Ted Thorson

BEMIDJI—Most people knew Ted Thorson as an enthusiastic music educator and band director. But close friends are remembering the 96-year-old Bemidji man who died this week for so much more.

He was an avid golfer. He served one term in the Minnesota House of Representatives and eight years on the Bemidji School Board. And he was a Marine Corps pilot during World War II.

"Ted is one of the most unforgettable characters I've ever known," said friend Tom Swanson, who worked with Thorson in the BSU music department. "I love him a lot."

Memorial services will be 10:30 a.m. Saturday at First Lutheran Church. Inurnment will be in Minnesota State Veterans Cemetery, Little Falls.

Thorson and his wife, Margaret, moved their family to Bemidji in 1966 when Ted joined the Bemidji State College faculty as band director. In addition to conducting marching and concert bands, he was instrumental in the success of the school's summer band camp that attracted musicians from throughout the region and state.

"Ted had a very strong connection with band directors in the area, especially in northern Minnesota," said Fulton Gallagher, who chaired the music department when Thorson arrived. "Since he was a doctoral student and received his Ph.D. from Northwestern University, I'd say 60 to 70 percent at least of the faculty at band camp were from Northwestern. It was fantastic. We had as many as 1,000 students at the camp. Band camp was quite influential in attracting music students here from the high schools in the area and throughout Minnesota. It was a big deal.
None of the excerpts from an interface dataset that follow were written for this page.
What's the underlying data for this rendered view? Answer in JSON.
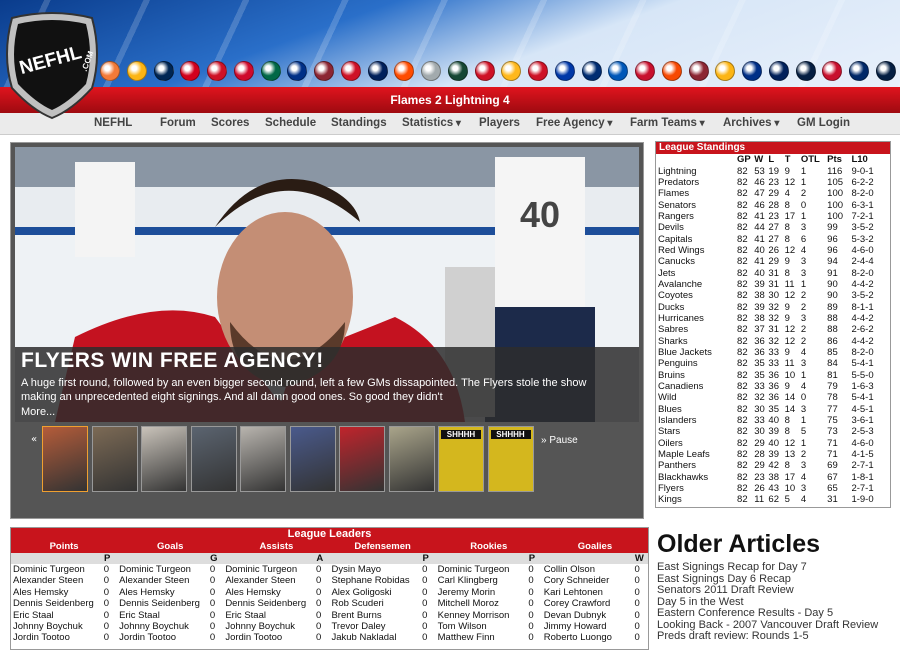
{
  "site": {
    "logo_text": "NEFHL",
    "logo_suffix": ".COM"
  },
  "team_logo_colors": [
    "#f47a38",
    "#fcb514",
    "#002654",
    "#d2001c",
    "#ce1126",
    "#cf0a2c",
    "#006847",
    "#003087",
    "#8c2633",
    "#ce1126",
    "#00205b",
    "#ff4c00",
    "#a2aaad",
    "#154734",
    "#ce1126",
    "#ffb81c",
    "#ce1126",
    "#0038a8",
    "#002d72",
    "#0057b8",
    "#c8102e",
    "#f74902",
    "#8c2633",
    "#fcb514",
    "#002f87",
    "#00205b",
    "#041e42",
    "#c8102e",
    "#002868",
    "#041e42"
  ],
  "scorebar": {
    "text": "Flames 2 Lightning 4"
  },
  "nav": [
    {
      "label": "NEFHL",
      "dropdown": false
    },
    {
      "label": "Forum",
      "dropdown": false
    },
    {
      "label": "Scores",
      "dropdown": false
    },
    {
      "label": "Schedule",
      "dropdown": false
    },
    {
      "label": "Standings",
      "dropdown": false
    },
    {
      "label": "Statistics",
      "dropdown": true
    },
    {
      "label": "Players",
      "dropdown": false
    },
    {
      "label": "Free Agency",
      "dropdown": true
    },
    {
      "label": "Farm Teams",
      "dropdown": true
    },
    {
      "label": "Archives",
      "dropdown": true
    },
    {
      "label": "GM Login",
      "dropdown": false
    }
  ],
  "feature": {
    "headline": "FLYERS WIN FREE AGENCY!",
    "summary": "A huge first round, followed by an even bigger second round, left a few GMs dissapointed. The Flyers stole the show making an unprecedented eight signings. And all damn good ones. So good they didn't",
    "more": "More...",
    "prev_symbol": "«",
    "next_symbol": "»",
    "pause_label": "Pause",
    "thumb_sign_text": "SHHHH"
  },
  "standings": {
    "title": "League Standings",
    "headers": [
      "",
      "GP",
      "W",
      "L",
      "T",
      "OTL",
      "Pts",
      "L10"
    ],
    "rows": [
      [
        "Lightning",
        "82",
        "53",
        "19",
        "9",
        "1",
        "116",
        "9-0-1"
      ],
      [
        "Predators",
        "82",
        "46",
        "23",
        "12",
        "1",
        "105",
        "6-2-2"
      ],
      [
        "Flames",
        "82",
        "47",
        "29",
        "4",
        "2",
        "100",
        "8-2-0"
      ],
      [
        "Senators",
        "82",
        "46",
        "28",
        "8",
        "0",
        "100",
        "6-3-1"
      ],
      [
        "Rangers",
        "82",
        "41",
        "23",
        "17",
        "1",
        "100",
        "7-2-1"
      ],
      [
        "Devils",
        "82",
        "44",
        "27",
        "8",
        "3",
        "99",
        "3-5-2"
      ],
      [
        "Capitals",
        "82",
        "41",
        "27",
        "8",
        "6",
        "96",
        "5-3-2"
      ],
      [
        "Red Wings",
        "82",
        "40",
        "26",
        "12",
        "4",
        "96",
        "4-6-0"
      ],
      [
        "Canucks",
        "82",
        "41",
        "29",
        "9",
        "3",
        "94",
        "2-4-4"
      ],
      [
        "Jets",
        "82",
        "40",
        "31",
        "8",
        "3",
        "91",
        "8-2-0"
      ],
      [
        "Avalanche",
        "82",
        "39",
        "31",
        "11",
        "1",
        "90",
        "4-4-2"
      ],
      [
        "Coyotes",
        "82",
        "38",
        "30",
        "12",
        "2",
        "90",
        "3-5-2"
      ],
      [
        "Ducks",
        "82",
        "39",
        "32",
        "9",
        "2",
        "89",
        "8-1-1"
      ],
      [
        "Hurricanes",
        "82",
        "38",
        "32",
        "9",
        "3",
        "88",
        "4-4-2"
      ],
      [
        "Sabres",
        "82",
        "37",
        "31",
        "12",
        "2",
        "88",
        "2-6-2"
      ],
      [
        "Sharks",
        "82",
        "36",
        "32",
        "12",
        "2",
        "86",
        "4-4-2"
      ],
      [
        "Blue Jackets",
        "82",
        "36",
        "33",
        "9",
        "4",
        "85",
        "8-2-0"
      ],
      [
        "Penguins",
        "82",
        "35",
        "33",
        "11",
        "3",
        "84",
        "5-4-1"
      ],
      [
        "Bruins",
        "82",
        "35",
        "36",
        "10",
        "1",
        "81",
        "5-5-0"
      ],
      [
        "Canadiens",
        "82",
        "33",
        "36",
        "9",
        "4",
        "79",
        "1-6-3"
      ],
      [
        "Wild",
        "82",
        "32",
        "36",
        "14",
        "0",
        "78",
        "5-4-1"
      ],
      [
        "Blues",
        "82",
        "30",
        "35",
        "14",
        "3",
        "77",
        "4-5-1"
      ],
      [
        "Islanders",
        "82",
        "33",
        "40",
        "8",
        "1",
        "75",
        "3-6-1"
      ],
      [
        "Stars",
        "82",
        "30",
        "39",
        "8",
        "5",
        "73",
        "2-5-3"
      ],
      [
        "Oilers",
        "82",
        "29",
        "40",
        "12",
        "1",
        "71",
        "4-6-0"
      ],
      [
        "Maple Leafs",
        "82",
        "28",
        "39",
        "13",
        "2",
        "71",
        "4-1-5"
      ],
      [
        "Panthers",
        "82",
        "29",
        "42",
        "8",
        "3",
        "69",
        "2-7-1"
      ],
      [
        "Blackhawks",
        "82",
        "23",
        "38",
        "17",
        "4",
        "67",
        "1-8-1"
      ],
      [
        "Flyers",
        "82",
        "26",
        "43",
        "10",
        "3",
        "65",
        "2-7-1"
      ],
      [
        "Kings",
        "82",
        "11",
        "62",
        "5",
        "4",
        "31",
        "1-9-0"
      ]
    ]
  },
  "leaders": {
    "title": "League Leaders",
    "categories": [
      {
        "name": "Points",
        "stat": "P",
        "players": [
          "Dominic Turgeon",
          "Alexander Steen",
          "Ales Hemsky",
          "Dennis Seidenberg",
          "Eric Staal",
          "Johnny Boychuk",
          "Jordin Tootoo"
        ],
        "values": [
          "0",
          "0",
          "0",
          "0",
          "0",
          "0",
          "0"
        ]
      },
      {
        "name": "Goals",
        "stat": "G",
        "players": [
          "Dominic Turgeon",
          "Alexander Steen",
          "Ales Hemsky",
          "Dennis Seidenberg",
          "Eric Staal",
          "Johnny Boychuk",
          "Jordin Tootoo"
        ],
        "values": [
          "0",
          "0",
          "0",
          "0",
          "0",
          "0",
          "0"
        ]
      },
      {
        "name": "Assists",
        "stat": "A",
        "players": [
          "Dominic Turgeon",
          "Alexander Steen",
          "Ales Hemsky",
          "Dennis Seidenberg",
          "Eric Staal",
          "Johnny Boychuk",
          "Jordin Tootoo"
        ],
        "values": [
          "0",
          "0",
          "0",
          "0",
          "0",
          "0",
          "0"
        ]
      },
      {
        "name": "Defensemen",
        "stat": "P",
        "players": [
          "Dysin Mayo",
          "Stephane Robidas",
          "Alex Goligoski",
          "Rob Scuderi",
          "Brent Burns",
          "Trevor Daley",
          "Jakub Nakladal"
        ],
        "values": [
          "0",
          "0",
          "0",
          "0",
          "0",
          "0",
          "0"
        ]
      },
      {
        "name": "Rookies",
        "stat": "P",
        "players": [
          "Dominic Turgeon",
          "Carl Klingberg",
          "Jeremy Morin",
          "Mitchell Moroz",
          "Kenney Morrison",
          "Tom Wilson",
          "Matthew Finn"
        ],
        "values": [
          "0",
          "0",
          "0",
          "0",
          "0",
          "0",
          "0"
        ]
      },
      {
        "name": "Goalies",
        "stat": "W",
        "players": [
          "Collin Olson",
          "Cory Schneider",
          "Kari Lehtonen",
          "Corey Crawford",
          "Devan Dubnyk",
          "Jimmy Howard",
          "Roberto Luongo"
        ],
        "values": [
          "0",
          "0",
          "0",
          "0",
          "0",
          "0",
          "0"
        ]
      }
    ]
  },
  "older_articles": {
    "title": "Older Articles",
    "items": [
      "East Signings Recap for Day 7",
      "East Signings Day 6 Recap",
      "Senators 2011 Draft Review",
      "Day 5 in the West",
      "Eastern Conference Results - Day 5",
      "Looking Back - 2007 Vancouver Draft Review",
      "Preds draft review: Rounds 1-5"
    ]
  }
}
"He was one of the most likeable guys you'd ever want to meet," Gallagher added. "He was very pleasant, he never engaged in arguments. He was a heck of a good band director. Back in those days we had a marching band that would participate in homecoming and at halftime of the football games. He was quite good at that, a very gifted conductor."

Golf also was a passion for Thorson. He was an accomplished player who also cherished the friendships he made on the course.

"The first thing he did after we got kind of acquainted, is he needed people to play golf," Swanson recalled. "He talked me into going out there with him. I kind of half imitated his swing. He was really my mentor on the golf course."

As Swanson and other golfers in the group grew older, they tried to talk Thorson into moving up to the forward tees. "He wouldn't do it," Swanson said. "He continued to use the white tees until he was in his late 70s. Finally he would go to the gold tees and then, of course, he'd overshoot the second shot. He was serious about his game. He could be 25 over par and he was still hitting that last putt on the 18th green like it mattered."

After his retirement from BSU in 1984, Thorson was elected to serve District 4A in the Minnesota House of Representatives.

When Gallagher conducted a Bemidji Area Community Band concert a few years ago, he asked Thorson to stand and be recognized for his contributions to the music scene. "Everyone in attendance just applauded and applauded," Gallagher said. "He was extremely well respected. I never heard Ted to say anything negative about anyone."